Male Minorities at Higher Risk for PTSD, Depression Because of Violence
Minority men have a greater chance of being victims of violence, as well as a higher risk for depression and post-traumatic stress disorder (PTSD) stemming from that violence.
Authors of a study by the American Psychological Association, John Rich, Erica J. Harris, Sandra L. Bloom, Linda Rich, and Theodore Corbin, say that in 2012, 23 percent of males between 10 and 24-years-old treated in emergency rooms for non-fatal injuries were African-American, even though African-American males in the same age range only make up 17 percent of the overall population. Overall, as of 2005, just 13 percent of the U.S. population was African-American, but African-Americans were the victims in 15 percent of non-fatal assaults and 50 percent of homicides, and 85 percent of those homicide victims were male.
As Bad as a War Zone
Mother Jones says those men are as likely to suffer from PTSD as service members who go to war. At Cook County Hospital in Chicago, Illinois, forty-three percent of patients in the trauma center, many of whom were gunshot victims, showed signs of PTSD. Minority men who have the disorder as a result of violence typically face flashbacks, nightmares, paranoia, and social withdrawal. Having PTSD also puts these men at a higher risk for substance abuse.
Mother Jones reports that the PTSD rate among the general population is eight percent. However, rates soar in inner city enclaves with a majority African-American population. Researchers in Atlanta found that one in three inner city residents they interviewed had PTSD symptoms. While the Atlanta study involved both men and women, a Los Angeles study found that young male victims of violence had a high rate of PTSD, particularly if they’d been attacked before. Fully 27 percent of the study participants showed PTSD symptoms.
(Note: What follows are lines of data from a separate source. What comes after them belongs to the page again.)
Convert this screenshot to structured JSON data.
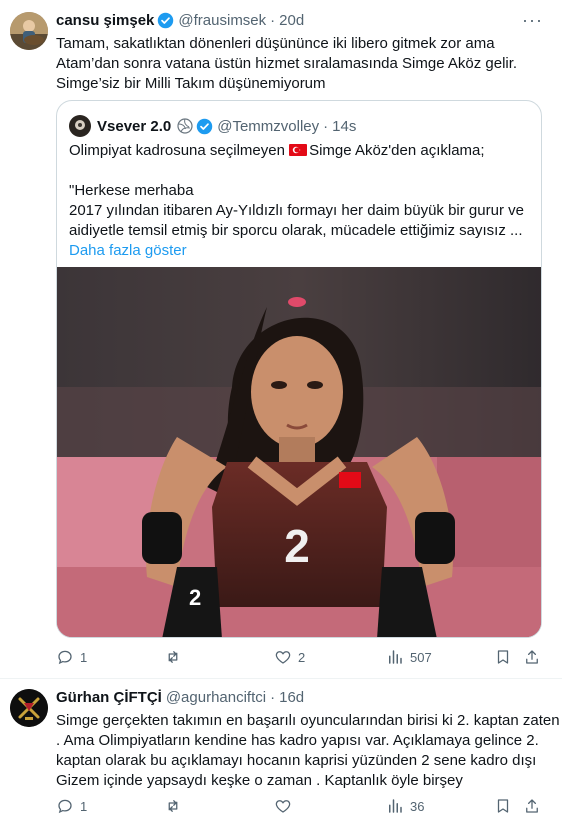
{
  "tweet1": {
    "name": "cansu şimşek",
    "handle": "@frausimsek",
    "time": "20d",
    "lines": [
      "Tamam, sakatlıktan dönenleri düşününce iki libero gitmek zor ama",
      "Atam’dan sonra vatana üstün hizmet sıralamasında Simge Aköz gelir.",
      "Simge’siz bir Milli Takım düşünemiyorum"
    ],
    "quote": {
      "name": "Vsever 2.0",
      "handle": "@Temmzvolley",
      "time": "14s",
      "line1_pre": "Olimpiyat kadrosuna seçilmeyen ",
      "line1_post": "Simge Aköz'den açıklama;",
      "lines": [
        "\"Herkese merhaba",
        "2017 yılından itibaren Ay-Yıldızlı formayı her daim büyük bir gurur ve",
        "aidiyetle temsil etmiş bir sporcu olarak, mücadele ettiğimiz sayısız ..."
      ],
      "show_more": "Daha fazla göster",
      "jersey_number": "2"
    },
    "actions": {
      "replies": "1",
      "likes": "2",
      "views": "507"
    }
  },
  "tweet2": {
    "name": "Gürhan ÇİFTÇİ",
    "handle": "@agurhanciftci",
    "time": "16d",
    "lines": [
      "Simge gerçekten takımın en başarılı oyuncularından birisi ki 2. kaptan zaten",
      ". Ama Olimpiyatların kendine has kadro yapısı var. Açıklamaya gelince 2.",
      "kaptan olarak bu açıklamayı hocanın kaprisi yüzünden 2 sene kadro dışı",
      "Gizem içinde yapsaydı keşke o zaman . Kaptanlık öyle birşey"
    ],
    "actions": {
      "replies": "1",
      "views": "36"
    }
  },
  "colors": {
    "accent": "#1d9bf0",
    "muted": "#536471",
    "text": "#0f1419"
  }
}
High Depression Risk, Low Treatment Rates
Depression also strikes male minorities and puts them at a greater risk for suicide. While the American Medical Association says that Whites have the highest prevalence of major depressive disorder, it’s more persistent for African-Americans and Caribbean-Americans. They’re more likely to suffer from chronic depression and less likely to seek treatment, with less than half of Black depression victims reaching out for professional help. Suicide is the third leading cause of death for African-American males in the 15 to 24 age range.
The National Center for PTSD offers a variety of help options. Although some are geared toward veterans, many, such as the therapist finder tool, are appropriate for violence victims. Support is also available online through PTSD United, where men of color can connect with others in similar circumstances. The Anxiety and Depression Association of America has a comprehensive resource list as well. Men suffering from depression and considering self-harm can call the NationalSuicide Prevention Lifeline at 1-800-273-8255.
A survey showed that young African-American crime victims also ask for a range of services not traditionally offered to such victims. They wanted help getting out of violent environments, assistance in getting their GEDs, and help getting jobs. Resources exist for all of these options, but they generally don’t take the effects of trauma into consideration. They must be coupled with treatment for PTSD and depression to be effective.